Jiro Katayama’s Otsuka Lotec brand is perhaps one of the lesser known independents from Japan. Coming from a design school background, Katayama indulges in admiring cars of many kinds, and such a passion would eventually lead him into working in the automotive industry, and later becoming an product designer, focusing on transportation at large, as well as household appliances. The watch brand is actually not a new venture, having been founded in 2008.
In the midst of his design career, Katayama began experimenting with a small bench lathe that he won at an online auction. Watch cases were among some of his first inspirations, and to no surprise Katayama quickly found his fascination with watches similar to cars. Since then, he began to research more on machining and watchmaking, using the time outside of his day job as an industrial designer, during which he came across several independent watchmakers from around the world. By imitating their components, mechanisms, and techniques, Katayama eventually completed a few prototypes until the model No.5, the first commercial model, introduced in 2012.

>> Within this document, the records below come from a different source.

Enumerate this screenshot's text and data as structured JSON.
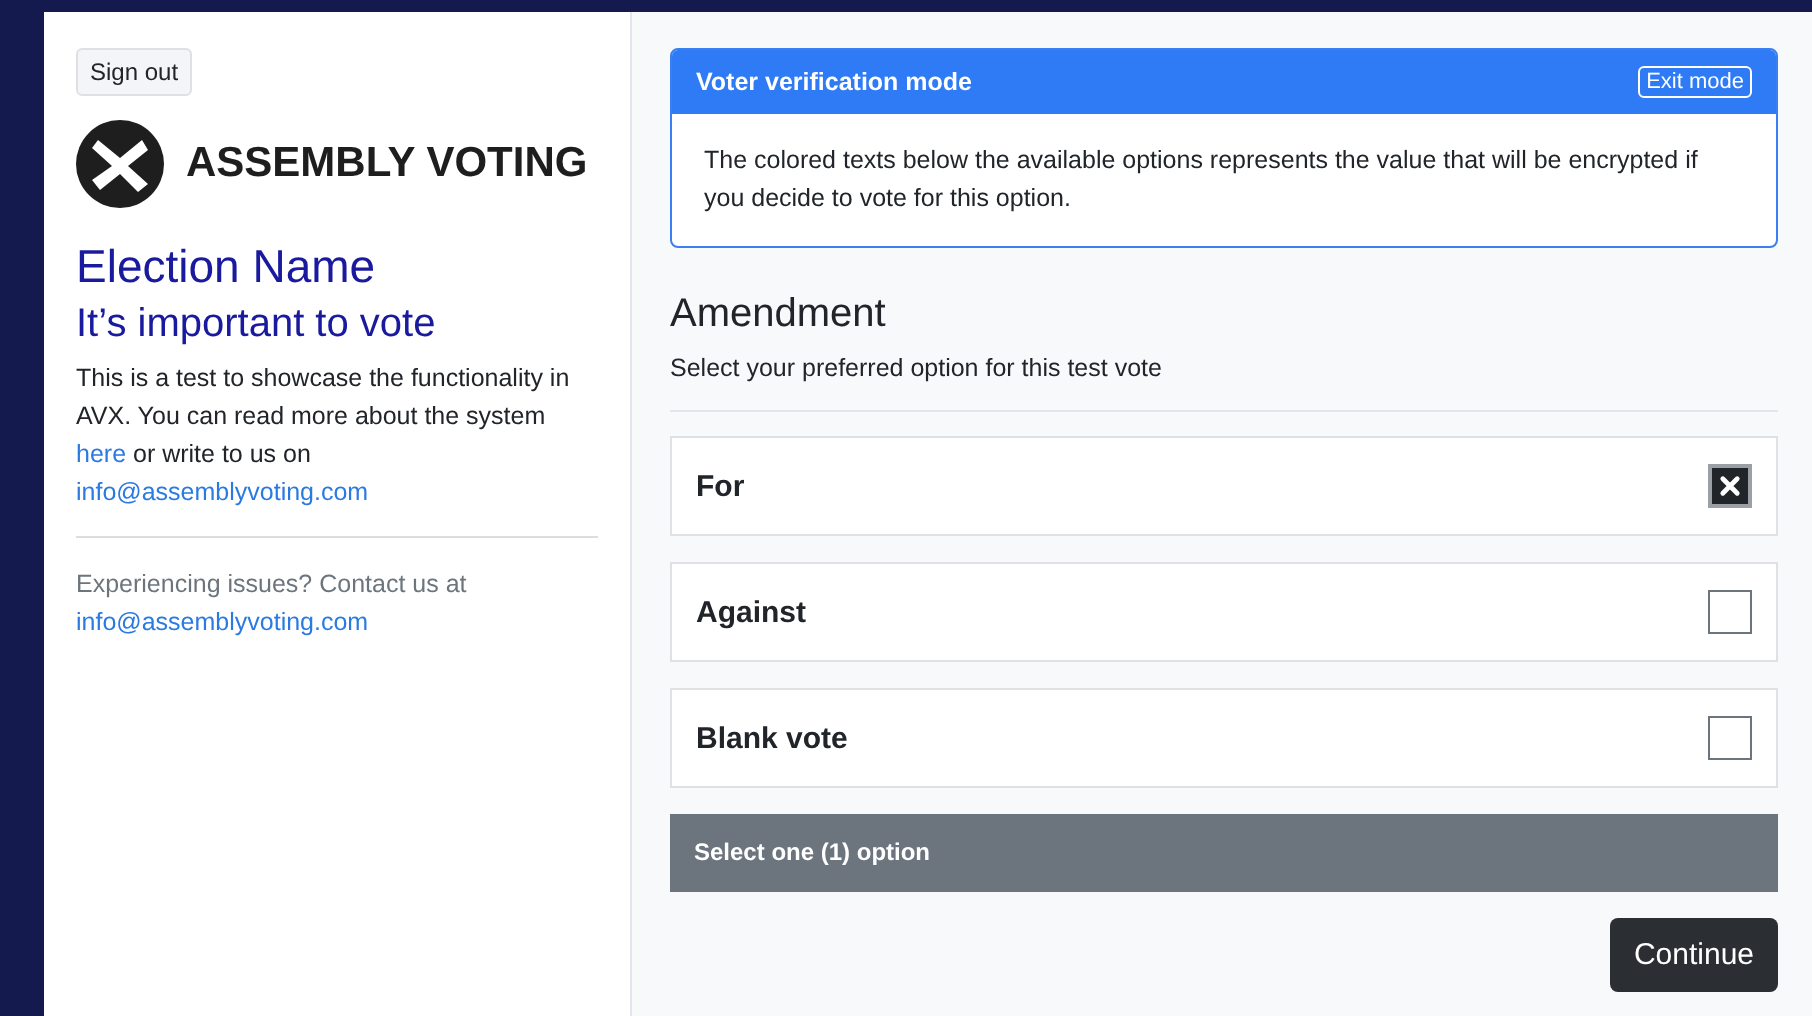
{
  "sidebar": {
    "sign_out": "Sign out",
    "logo_text": "ASSEMBLY VOTING",
    "election_name": "Election Name",
    "subtitle": "It’s important to vote",
    "intro": {
      "text": "This is a test to showcase the functionality in AVX. You can read more about the system",
      "link": "here",
      "text_after": "or write to us on",
      "email": "info@assemblyvoting.com"
    },
    "support": {
      "text": "Experiencing issues? Contact us at",
      "email": "info@assemblyvoting.com"
    }
  },
  "verification": {
    "title": "Voter verification mode",
    "exit_button": "Exit mode",
    "message": "The colored texts below the available options represents the value that will be encrypted if you decide to vote for this option."
  },
  "contest": {
    "title": "Amendment",
    "description": "Select your preferred option for this test vote",
    "options": [
      {
        "label": "For",
        "checked": true
      },
      {
        "label": "Against",
        "checked": false
      },
      {
        "label": "Blank vote",
        "checked": false
      }
    ],
    "status": "Select one (1) option"
  },
  "continue_button": "Continue"
}
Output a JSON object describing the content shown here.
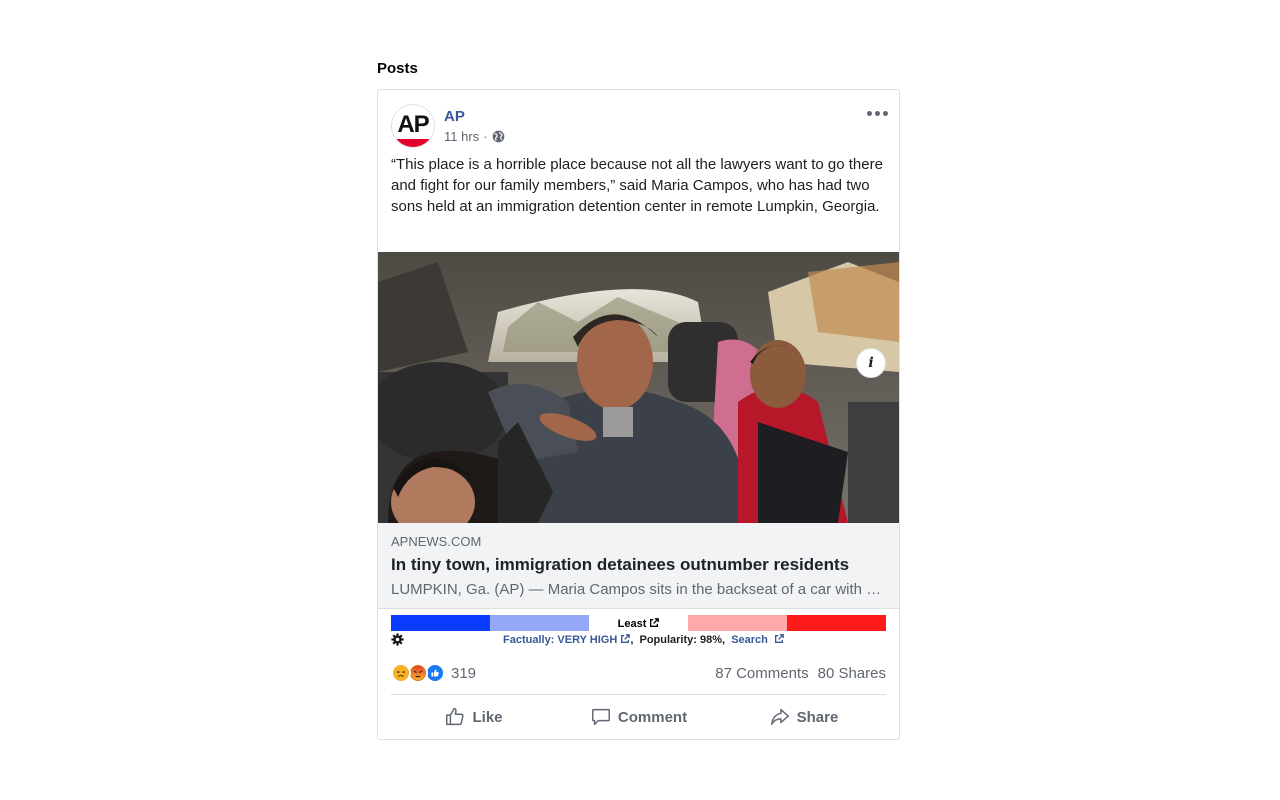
{
  "section": {
    "title": "Posts"
  },
  "post": {
    "page_name": "AP",
    "avatar_text": "AP",
    "time": "11 hrs",
    "separator": "·",
    "text": "“This place is a horrible place because not all the lawyers want to go there and fight for our family members,” said Maria Campos, who has had two sons held at an immigration detention center in remote Lumpkin, Georgia.",
    "link": {
      "domain": "APNEWS.COM",
      "title": "In tiny town, immigration detainees outnumber residents",
      "description": "LUMPKIN, Ga. (AP) — Maria Campos sits in the backseat of a car with her grandchildren outside the detention center."
    },
    "bias": {
      "label": "Least",
      "colors": [
        "#0a3cff",
        "#95a8f8",
        "#ffffff",
        "#ffaaaa",
        "#ff1a1a"
      ],
      "factually_prefix": "Factually: ",
      "factually_value": "VERY HIGH",
      "popularity": "Popularity: 98%,",
      "search": "Search"
    },
    "reactions": {
      "icons": [
        "sad-emoji",
        "angry-emoji",
        "like-emoji"
      ],
      "count": "319"
    },
    "comments": "87 Comments",
    "shares": "80 Shares",
    "actions": {
      "like": "Like",
      "comment": "Comment",
      "share": "Share"
    }
  }
}
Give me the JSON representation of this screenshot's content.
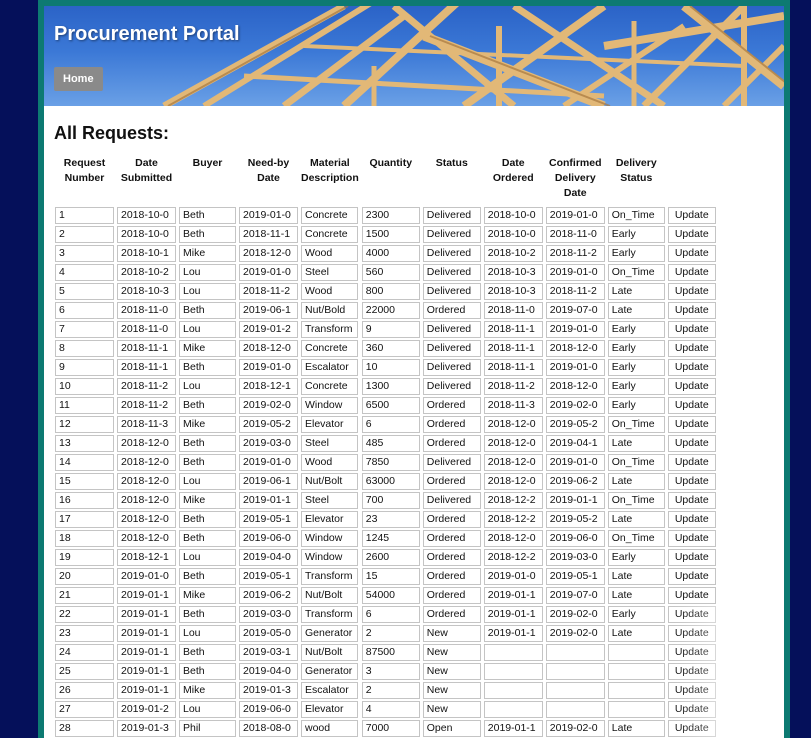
{
  "portal": {
    "title": "Procurement Portal",
    "home_label": "Home"
  },
  "page": {
    "title": "All Requests:"
  },
  "columns": {
    "request_number": "Request Number",
    "date_submitted": "Date Submitted",
    "buyer": "Buyer",
    "need_by_date": "Need-by Date",
    "material_description": "Material Description",
    "quantity": "Quantity",
    "status": "Status",
    "date_ordered": "Date Ordered",
    "confirmed_delivery_date": "Confirmed Delivery Date",
    "delivery_status": "Delivery Status"
  },
  "update_label": "Update",
  "colors": {
    "frame": "#0d7a72",
    "page_bg": "#05105a",
    "home_button": "#8a8a8a"
  },
  "rows": [
    [
      "1",
      "2018-10-0",
      "Beth",
      "2019-01-0",
      "Concrete",
      "2300",
      "Delivered",
      "2018-10-0",
      "2019-01-0",
      "On_Time"
    ],
    [
      "2",
      "2018-10-0",
      "Beth",
      "2018-11-1",
      "Concrete",
      "1500",
      "Delivered",
      "2018-10-0",
      "2018-11-0",
      "Early"
    ],
    [
      "3",
      "2018-10-1",
      "Mike",
      "2018-12-0",
      "Wood",
      "4000",
      "Delivered",
      "2018-10-2",
      "2018-11-2",
      "Early"
    ],
    [
      "4",
      "2018-10-2",
      "Lou",
      "2019-01-0",
      "Steel",
      "560",
      "Delivered",
      "2018-10-3",
      "2019-01-0",
      "On_Time"
    ],
    [
      "5",
      "2018-10-3",
      "Lou",
      "2018-11-2",
      "Wood",
      "800",
      "Delivered",
      "2018-10-3",
      "2018-11-2",
      "Late"
    ],
    [
      "6",
      "2018-11-0",
      "Beth",
      "2019-06-1",
      "Nut/Bold",
      "22000",
      "Ordered",
      "2018-11-0",
      "2019-07-0",
      "Late"
    ],
    [
      "7",
      "2018-11-0",
      "Lou",
      "2019-01-2",
      "Transform",
      "9",
      "Delivered",
      "2018-11-1",
      "2019-01-0",
      "Early"
    ],
    [
      "8",
      "2018-11-1",
      "Mike",
      "2018-12-0",
      "Concrete",
      "360",
      "Delivered",
      "2018-11-1",
      "2018-12-0",
      "Early"
    ],
    [
      "9",
      "2018-11-1",
      "Beth",
      "2019-01-0",
      "Escalator",
      "10",
      "Delivered",
      "2018-11-1",
      "2019-01-0",
      "Early"
    ],
    [
      "10",
      "2018-11-2",
      "Lou",
      "2018-12-1",
      "Concrete",
      "1300",
      "Delivered",
      "2018-11-2",
      "2018-12-0",
      "Early"
    ],
    [
      "11",
      "2018-11-2",
      "Beth",
      "2019-02-0",
      "Window",
      "6500",
      "Ordered",
      "2018-11-3",
      "2019-02-0",
      "Early"
    ],
    [
      "12",
      "2018-11-3",
      "Mike",
      "2019-05-2",
      "Elevator",
      "6",
      "Ordered",
      "2018-12-0",
      "2019-05-2",
      "On_Time"
    ],
    [
      "13",
      "2018-12-0",
      "Beth",
      "2019-03-0",
      "Steel",
      "485",
      "Ordered",
      "2018-12-0",
      "2019-04-1",
      "Late"
    ],
    [
      "14",
      "2018-12-0",
      "Beth",
      "2019-01-0",
      "Wood",
      "7850",
      "Delivered",
      "2018-12-0",
      "2019-01-0",
      "On_Time"
    ],
    [
      "15",
      "2018-12-0",
      "Lou",
      "2019-06-1",
      "Nut/Bolt",
      "63000",
      "Ordered",
      "2018-12-0",
      "2019-06-2",
      "Late"
    ],
    [
      "16",
      "2018-12-0",
      "Mike",
      "2019-01-1",
      "Steel",
      "700",
      "Delivered",
      "2018-12-2",
      "2019-01-1",
      "On_Time"
    ],
    [
      "17",
      "2018-12-0",
      "Beth",
      "2019-05-1",
      "Elevator",
      "23",
      "Ordered",
      "2018-12-2",
      "2019-05-2",
      "Late"
    ],
    [
      "18",
      "2018-12-0",
      "Beth",
      "2019-06-0",
      "Window",
      "1245",
      "Ordered",
      "2018-12-0",
      "2019-06-0",
      "On_Time"
    ],
    [
      "19",
      "2018-12-1",
      "Lou",
      "2019-04-0",
      "Window",
      "2600",
      "Ordered",
      "2018-12-2",
      "2019-03-0",
      "Early"
    ],
    [
      "20",
      "2019-01-0",
      "Beth",
      "2019-05-1",
      "Transform",
      "15",
      "Ordered",
      "2019-01-0",
      "2019-05-1",
      "Late"
    ],
    [
      "21",
      "2019-01-1",
      "Mike",
      "2019-06-2",
      "Nut/Bolt",
      "54000",
      "Ordered",
      "2019-01-1",
      "2019-07-0",
      "Late"
    ],
    [
      "22",
      "2019-01-1",
      "Beth",
      "2019-03-0",
      "Transform",
      "6",
      "Ordered",
      "2019-01-1",
      "2019-02-0",
      "Early"
    ],
    [
      "23",
      "2019-01-1",
      "Lou",
      "2019-05-0",
      "Generator",
      "2",
      "New",
      "2019-01-1",
      "2019-02-0",
      "Late"
    ],
    [
      "24",
      "2019-01-1",
      "Beth",
      "2019-03-1",
      "Nut/Bolt",
      "87500",
      "New",
      "",
      "",
      ""
    ],
    [
      "25",
      "2019-01-1",
      "Beth",
      "2019-04-0",
      "Generator",
      "3",
      "New",
      "",
      "",
      ""
    ],
    [
      "26",
      "2019-01-1",
      "Mike",
      "2019-01-3",
      "Escalator",
      "2",
      "New",
      "",
      "",
      ""
    ],
    [
      "27",
      "2019-01-2",
      "Lou",
      "2019-06-0",
      "Elevator",
      "4",
      "New",
      "",
      "",
      ""
    ],
    [
      "28",
      "2019-01-3",
      "Phil",
      "2018-08-0",
      "wood",
      "7000",
      "Open",
      "2019-01-1",
      "2019-02-0",
      "Late"
    ]
  ]
}
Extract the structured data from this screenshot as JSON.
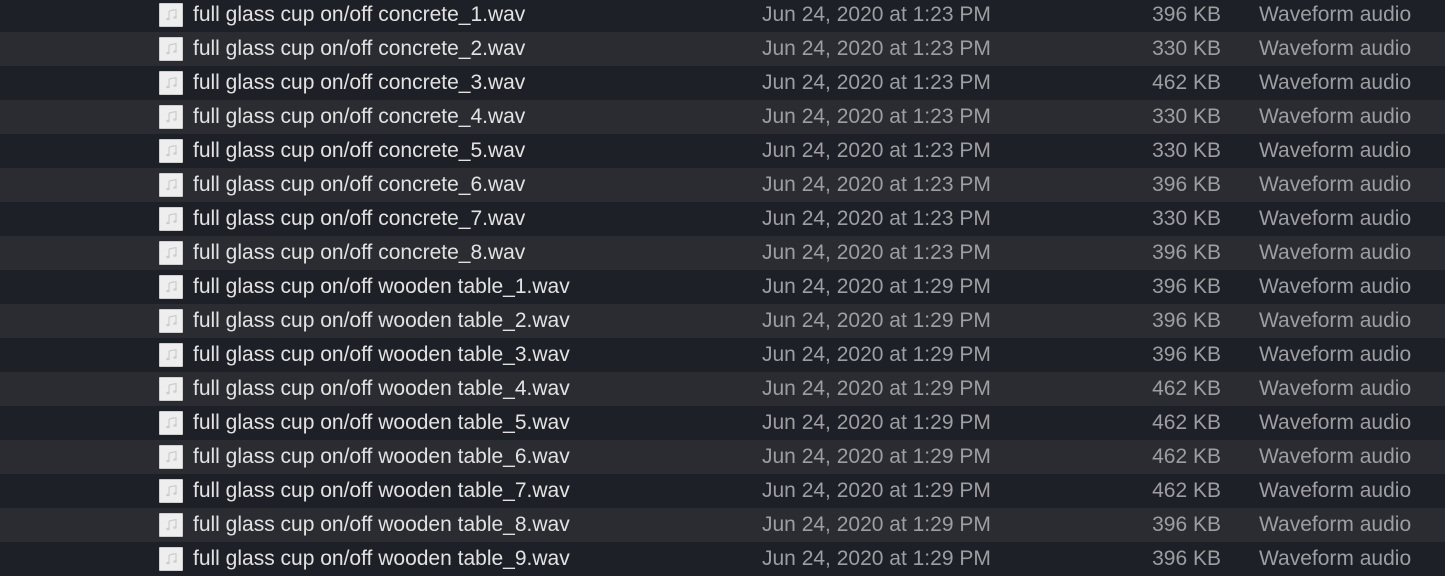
{
  "colors": {
    "row_dark": "#1e2027",
    "row_light": "#2a2c32",
    "name_text": "#e2e2e2",
    "meta_text": "#9d9ea2"
  },
  "file_icon": "audio-file-icon",
  "files": [
    {
      "name": "full glass cup on/off concrete_1.wav",
      "date": "Jun 24, 2020 at 1:23 PM",
      "size": "396 KB",
      "kind": "Waveform audio"
    },
    {
      "name": "full glass cup on/off concrete_2.wav",
      "date": "Jun 24, 2020 at 1:23 PM",
      "size": "330 KB",
      "kind": "Waveform audio"
    },
    {
      "name": "full glass cup on/off concrete_3.wav",
      "date": "Jun 24, 2020 at 1:23 PM",
      "size": "462 KB",
      "kind": "Waveform audio"
    },
    {
      "name": "full glass cup on/off concrete_4.wav",
      "date": "Jun 24, 2020 at 1:23 PM",
      "size": "330 KB",
      "kind": "Waveform audio"
    },
    {
      "name": "full glass cup on/off concrete_5.wav",
      "date": "Jun 24, 2020 at 1:23 PM",
      "size": "330 KB",
      "kind": "Waveform audio"
    },
    {
      "name": "full glass cup on/off concrete_6.wav",
      "date": "Jun 24, 2020 at 1:23 PM",
      "size": "396 KB",
      "kind": "Waveform audio"
    },
    {
      "name": "full glass cup on/off concrete_7.wav",
      "date": "Jun 24, 2020 at 1:23 PM",
      "size": "330 KB",
      "kind": "Waveform audio"
    },
    {
      "name": "full glass cup on/off concrete_8.wav",
      "date": "Jun 24, 2020 at 1:23 PM",
      "size": "396 KB",
      "kind": "Waveform audio"
    },
    {
      "name": "full glass cup on/off wooden table_1.wav",
      "date": "Jun 24, 2020 at 1:29 PM",
      "size": "396 KB",
      "kind": "Waveform audio"
    },
    {
      "name": "full glass cup on/off wooden table_2.wav",
      "date": "Jun 24, 2020 at 1:29 PM",
      "size": "396 KB",
      "kind": "Waveform audio"
    },
    {
      "name": "full glass cup on/off wooden table_3.wav",
      "date": "Jun 24, 2020 at 1:29 PM",
      "size": "396 KB",
      "kind": "Waveform audio"
    },
    {
      "name": "full glass cup on/off wooden table_4.wav",
      "date": "Jun 24, 2020 at 1:29 PM",
      "size": "462 KB",
      "kind": "Waveform audio"
    },
    {
      "name": "full glass cup on/off wooden table_5.wav",
      "date": "Jun 24, 2020 at 1:29 PM",
      "size": "462 KB",
      "kind": "Waveform audio"
    },
    {
      "name": "full glass cup on/off wooden table_6.wav",
      "date": "Jun 24, 2020 at 1:29 PM",
      "size": "462 KB",
      "kind": "Waveform audio"
    },
    {
      "name": "full glass cup on/off wooden table_7.wav",
      "date": "Jun 24, 2020 at 1:29 PM",
      "size": "462 KB",
      "kind": "Waveform audio"
    },
    {
      "name": "full glass cup on/off wooden table_8.wav",
      "date": "Jun 24, 2020 at 1:29 PM",
      "size": "396 KB",
      "kind": "Waveform audio"
    },
    {
      "name": "full glass cup on/off wooden table_9.wav",
      "date": "Jun 24, 2020 at 1:29 PM",
      "size": "396 KB",
      "kind": "Waveform audio"
    }
  ]
}
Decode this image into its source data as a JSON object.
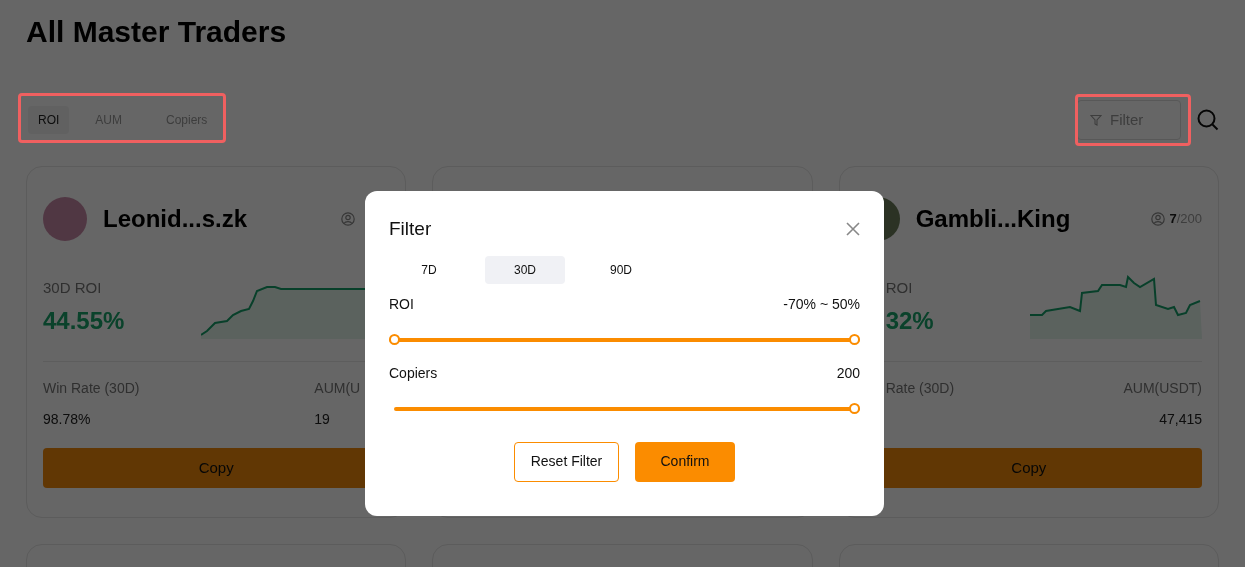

The watches created by Katayama depict a very consistent and distinctive industrial aesthetic, expressed mainly through contours and finishing contrasts on the case, in combination with time displays such as jump hours and retrograde, with deliberate design cues for a rather unique look less commonly found in the approachably-priced market segment. Take the model No.7.5, for example: the distinctive three aperture design takes inspiration from the 8mm movie camera popular in the 1930s, specifically the asymmetrical design of interchangeable lenses. The apertures, to display the jumping hour, minute, and running second, are all in different diameters and heights. Together with a case finished with a sandblasting and brushing technique, the dial side has plenty of depth and contrast despite being constructed out of just one material. The hour aperture is fitted with a fisheye lens to enlarge the disc below. Through the minute aperture, on the other hand, there is the minute disc and indicator, while some of the components, as well as part of the perlarge finishing on the plate are also visible beneath. The second aperture is the smallest of all, showing only part of a running seconds disc with minimal scale, while the brand name is engraved at its periphery.
Model No.6 shows a strong resemblance to analogue metres, and the retrograde time display is therefore quite fitting for the watch. Unlike the No.7.5, the dial presence on this watch is relatively large, making the brushed finish even more pronounced. And despite including the various Japanese engraving at the periphery, the time information is still clearly delineated, partly due to the hands overlapping the hour and minute scale for an accurate and easy reading. There is also a date aperture sitting below three o’clock, and a cut-out near the bottom of the dial to showcase, again, a running seconds disc. Part of the retrograde mechanism and plate is also visible from this opening. In terms of size, it is measured at 42mm, 2mm larger than the No.7.5, though the thin, tube-like lugs reduce its presence on the wrist, making the watch quite versatile.
Both of the models feature a transparent case back, showcasing the demure appearance of the Miyota movement, nothing too fancy but coherent to the overall aesthetic of the watch. All watches created by Jiro Katayama thus far employ a Miyota calibre as a base movement, with the additional complication module developed and manufactured in-house by Katayama. For those who are curious about the mechanisms, Katayama posts some videos about the inner workings of the watches on Instagram. Within the profile there is also a teaser showcasing a work-in-progress tourbillon calibre, something worthy of attention in the future.
The annual production at Otsuka Lotec remains relatively small. For the past 10 years, Katayama was able to deliver slightly more than 400 watches, including the four core models, No.5, No.6, No.7, No.7.5, and some special editions in bronze cases and meteorite dials. Starting this year, he is increasing the rate of production with the help of more watchmakers, in collaboration with Precision Watch Tokyo, a company owned by independent watchmaker Hajime Asaoka, though it would seem the demand has already outweighed supply since purchase can now only be made through raffles on the official site (not to mention that he focuses on the Japanese market alone). On top of quantity, Katayama also recently introduced upgraded materials, to enhance the durability of the watches, including the use of sapphire crystal instead of mineral glass, a custom-made sapphire lens instead of the acrylic fisheye lens, a higher grade of SUS316L instead of the original SUS303L stainless steel, and refinements on buckles, straps and packaging.
While the above photographed watches are both early models, the new version of No.7.5 is priced at 297,000 yen (approximately CHF1,750) at the time of writing, a sound value nonetheless for what the watch has to offer.